U.S. Navy Tests Out Mini-ROV for Inspecting Ballast Tanks
The U.S. Navy is testing out the use of small remotely operated vehicles (ROVs) to carry out ballast tank inspections without first draining the tanks. If successful, the technology could help reduce the lead time and cost of shipyard maintenance, a key priority for the service.
On Feb. 16, a team from Puget Sound Naval Shipyard demonstrated the use of a VideoRay Pro 4 ROV for inspecting ballast tanks, using the amphibious assault ship USS Iwo Jima as a test site. The yard has been using the ROV for nuclear tank and void inspections for several years now, and with its success, the Navy is looking at the possibility of broadening its use at regional maintenance centers and other maintenance facilities.
Aboard Iwo Jima at the Mid-Atlantic Regional Maintenance Center, 20 personnel from Puget Sound Naval Shipyard, Southeast Regional Maintenance Center, Southwest Regional Maintenance Center and other facilities watched as the ROV navigated its way around the tank.
“We were able to get a pretty clear and accurate view of inside of the tank,” said Ty Curtin, Mid-Atlantic Regional Maintenance Center's Tanks, Voids and Structural Branch Head. “We could see a lot of items in this tank that were documented previously by our assessors. When the ship enters its availability this summer, we can go in and compare what we saw today.”
Tank inspections and overhauls are conducted often during maintenance availabilities. The process of emptying a tank, drying it out and conducting a gas-free assessment requires a lot of time, money and man-hours.
“There’s an entire process we have to go through before we could get someone into a tank to conduct an inspection that most times takes only a couple of hours to complete,” said Kevin Baum, Mid-Atlantic Regional Maintenance Center's Ventilation and Damage Control Branch Head. “On the [destroyers and cruisers], where stability is critical, having the ability to conduct an accurate and descriptive inspection or check on a specific issue without having to go through that preliminary process could be a game changer for us.”

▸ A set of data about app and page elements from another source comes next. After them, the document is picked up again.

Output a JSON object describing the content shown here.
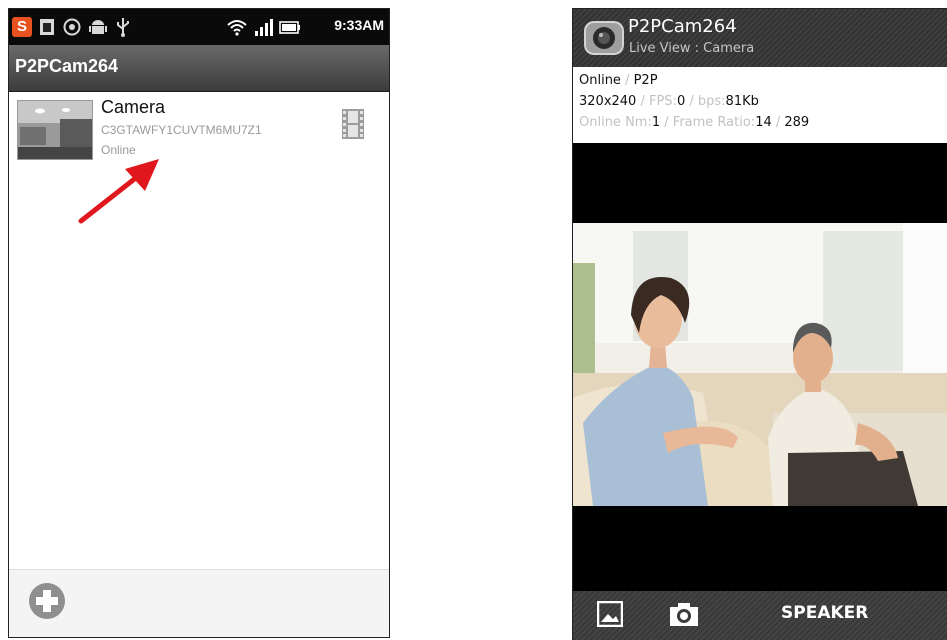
{
  "left_screen": {
    "status_bar": {
      "time": "9:33AM",
      "app_icon_letter": "S",
      "icons": [
        "app-notification-icon",
        "usb-storage-icon",
        "headset-icon",
        "android-debug-icon",
        "usb-icon",
        "wifi-icon",
        "signal-icon",
        "battery-icon"
      ]
    },
    "app_bar": {
      "title": "P2PCam264"
    },
    "camera_list": [
      {
        "name": "Camera",
        "uid": "C3GTAWFY1CUVTM6MU7Z1",
        "status": "Online",
        "icon": "film-strip-icon"
      }
    ],
    "bottom_bar": {
      "add_icon": "add-circle-icon"
    },
    "annotation": {
      "color": "#e0181d",
      "icon": "red-arrow-annotation"
    }
  },
  "right_screen": {
    "header": {
      "title": "P2PCam264",
      "subtitle": "Live View : Camera"
    },
    "info": {
      "status": "Online",
      "separator": " / ",
      "mode": "P2P",
      "resolution": "320x240",
      "fps_label": "FPS:",
      "fps_value": "0",
      "bps_label": "bps:",
      "bps_value": "81Kb",
      "online_nm_label": "Online Nm:",
      "online_nm_value": "1",
      "frame_ratio_label": "Frame Ratio:",
      "frame_ratio_value": "14",
      "frame_total": "289"
    },
    "bottom_bar": {
      "gallery_icon": "gallery-icon",
      "snapshot_icon": "camera-icon",
      "speaker_label": "SPEAKER"
    }
  },
  "colors": {
    "status_bar_bg": "#0a0a0a",
    "app_bar_bg": "#4f4f4f",
    "muted_text": "#9a9a9a",
    "info_label": "#c2c2c2",
    "video_bg": "#000000",
    "annotation_red": "#e0181d"
  }
}
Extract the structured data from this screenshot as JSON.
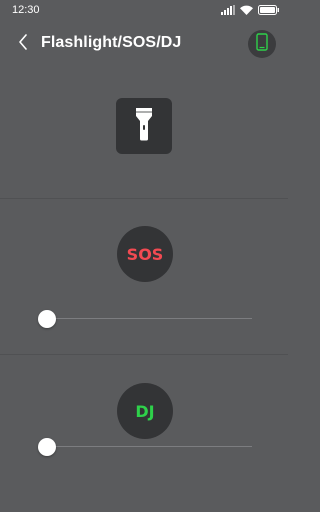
{
  "status_bar": {
    "time": "12:30",
    "icons": [
      "signal-icon",
      "wifi-icon",
      "battery-icon"
    ]
  },
  "app_bar": {
    "back_icon": "back-chevron-icon",
    "title": "Flashlight/SOS/DJ",
    "screen_icon": "phone-screen-icon"
  },
  "flashlight": {
    "icon": "flashlight-icon"
  },
  "sos": {
    "label": "SOS",
    "color": "#f24a52",
    "speed_fraction": 0.0
  },
  "dj": {
    "label": "DJ",
    "color": "#2ed14a",
    "speed_fraction": 0.0
  },
  "colors": {
    "background": "#5a5b5d",
    "button": "#333436",
    "screen_icon_green": "#2ed14a"
  }
}
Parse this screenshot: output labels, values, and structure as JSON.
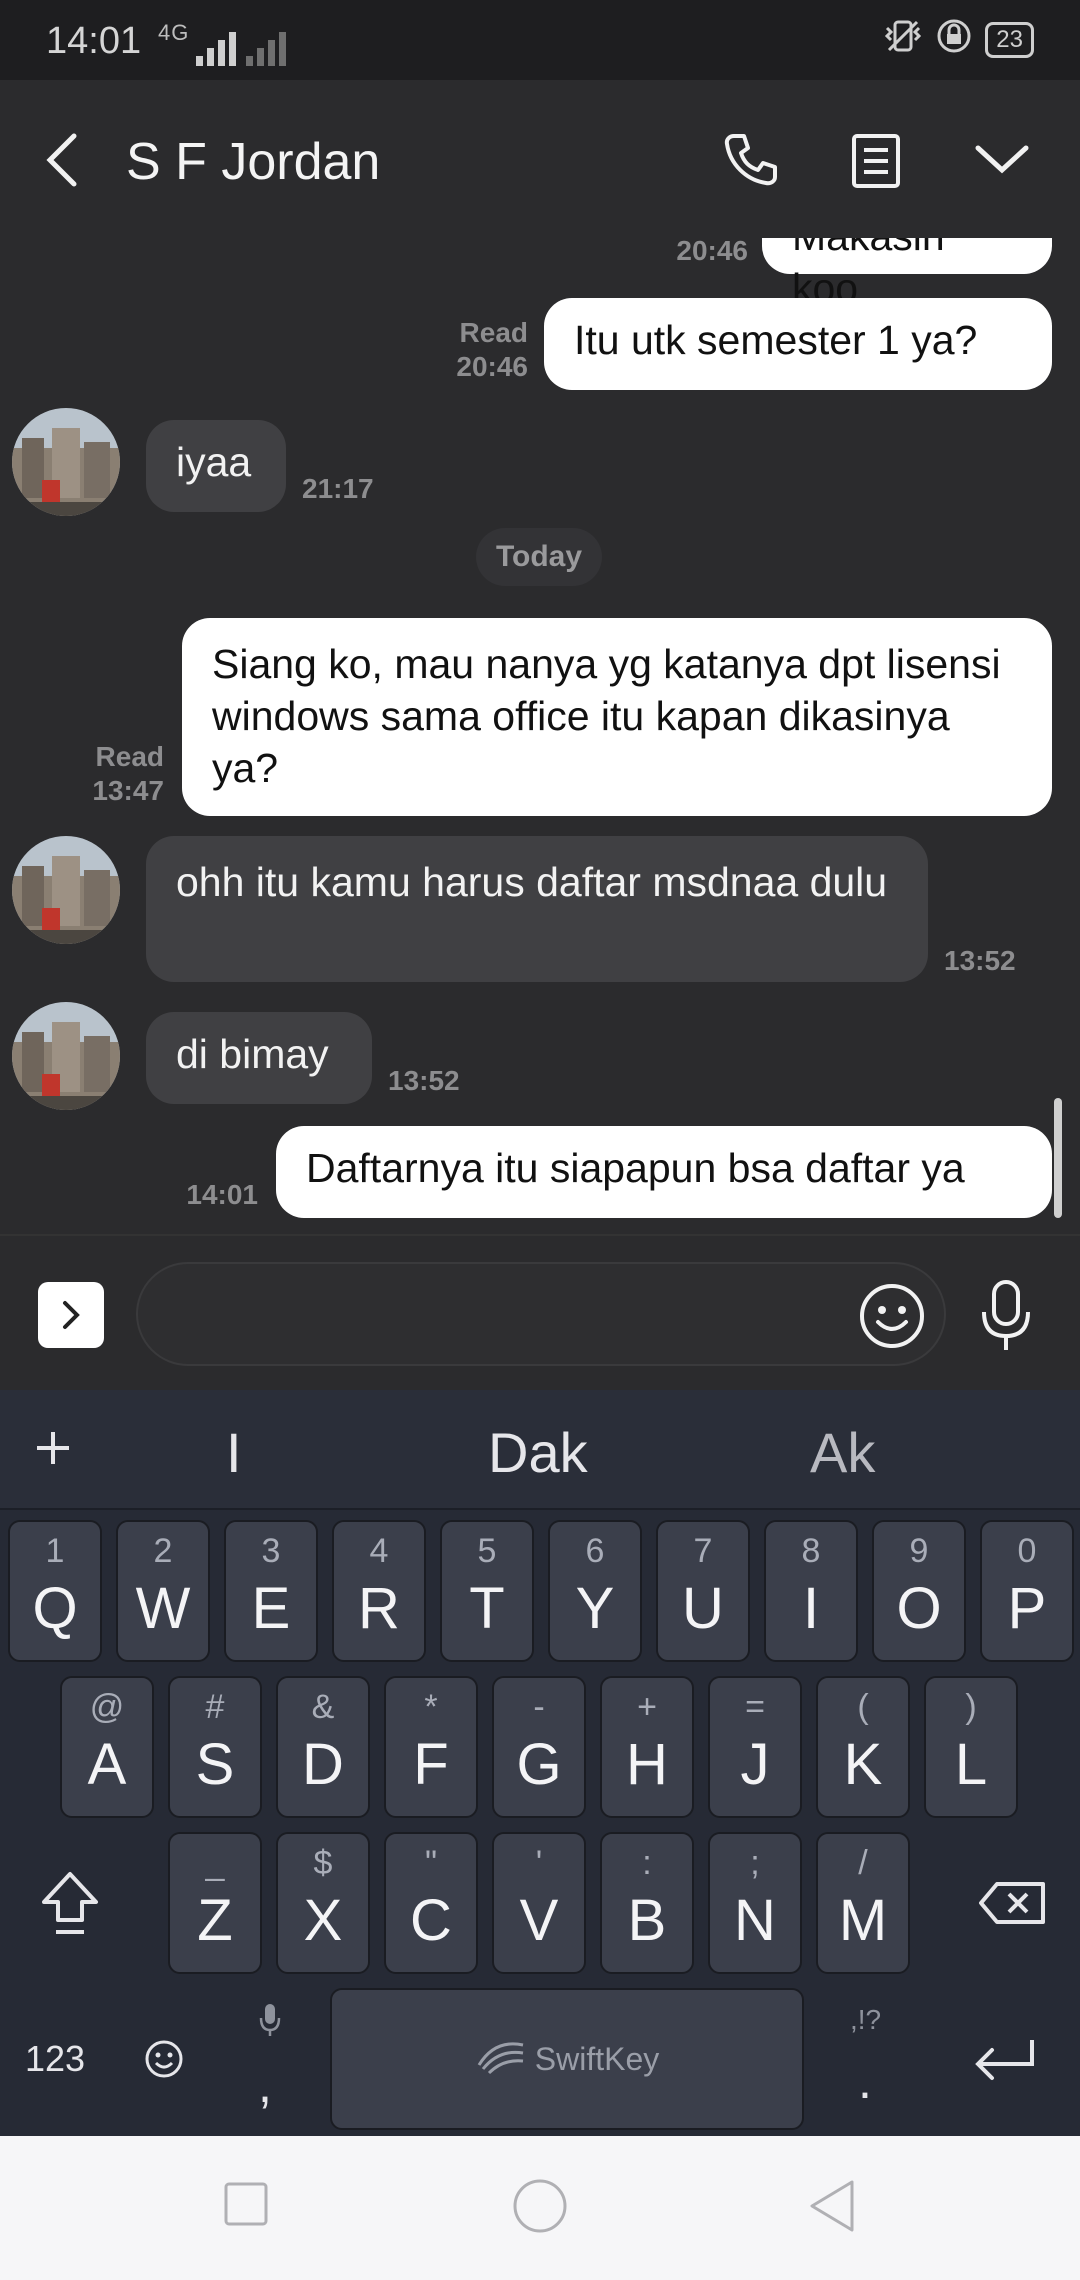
{
  "status_bar": {
    "time": "14:01",
    "network": "4G",
    "battery": "23"
  },
  "header": {
    "contact_name": "S F Jordan"
  },
  "chat": {
    "day_separator": "Today",
    "messages": [
      {
        "dir": "out",
        "text": "Makasih koo",
        "read": "",
        "time": "20:46"
      },
      {
        "dir": "out",
        "text": "Itu utk semester 1 ya?",
        "read": "Read",
        "time": "20:46"
      },
      {
        "dir": "in",
        "text": "iyaa",
        "time": "21:17"
      },
      {
        "dir": "out",
        "text": "Siang ko, mau nanya yg katanya dpt lisensi windows sama office itu kapan dikasinya ya?",
        "read": "Read",
        "time": "13:47"
      },
      {
        "dir": "in",
        "text": "ohh itu kamu harus daftar msdnaa dulu",
        "time": "13:52"
      },
      {
        "dir": "in",
        "text": "di bimay",
        "time": "13:52"
      },
      {
        "dir": "out",
        "text": "Daftarnya itu siapapun bsa daftar ya",
        "read": "",
        "time": "14:01"
      }
    ]
  },
  "input": {
    "placeholder": ""
  },
  "keyboard": {
    "suggestions": [
      "I",
      "Dak",
      "Ak"
    ],
    "row1": [
      {
        "main": "Q",
        "sub": "1"
      },
      {
        "main": "W",
        "sub": "2"
      },
      {
        "main": "E",
        "sub": "3"
      },
      {
        "main": "R",
        "sub": "4"
      },
      {
        "main": "T",
        "sub": "5"
      },
      {
        "main": "Y",
        "sub": "6"
      },
      {
        "main": "U",
        "sub": "7"
      },
      {
        "main": "I",
        "sub": "8"
      },
      {
        "main": "O",
        "sub": "9"
      },
      {
        "main": "P",
        "sub": "0"
      }
    ],
    "row2": [
      {
        "main": "A",
        "sub": "@"
      },
      {
        "main": "S",
        "sub": "#"
      },
      {
        "main": "D",
        "sub": "&"
      },
      {
        "main": "F",
        "sub": "*"
      },
      {
        "main": "G",
        "sub": "-"
      },
      {
        "main": "H",
        "sub": "+"
      },
      {
        "main": "J",
        "sub": "="
      },
      {
        "main": "K",
        "sub": "("
      },
      {
        "main": "L",
        "sub": ")"
      }
    ],
    "row3": [
      {
        "main": "Z",
        "sub": "_"
      },
      {
        "main": "X",
        "sub": "$"
      },
      {
        "main": "C",
        "sub": "\""
      },
      {
        "main": "V",
        "sub": "'"
      },
      {
        "main": "B",
        "sub": ":"
      },
      {
        "main": "N",
        "sub": ";"
      },
      {
        "main": "M",
        "sub": "/"
      }
    ],
    "numbers_key": "123",
    "comma_key": ",",
    "period_key": ".",
    "period_sub": ",!?",
    "space_label": "SwiftKey"
  }
}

The use of a submersible ROV drone in a filled ballast tank is relatively unusual, but flying drone video inspections are growing in popularity across the maritime industry - particularly in the offshore sector, where they may be substituted for rope-access structural inspections. They are a subject of active R&D activity for class societies - like DNV and ABS - and for large shipowning companies, like Polar Tankers and CMA CGM.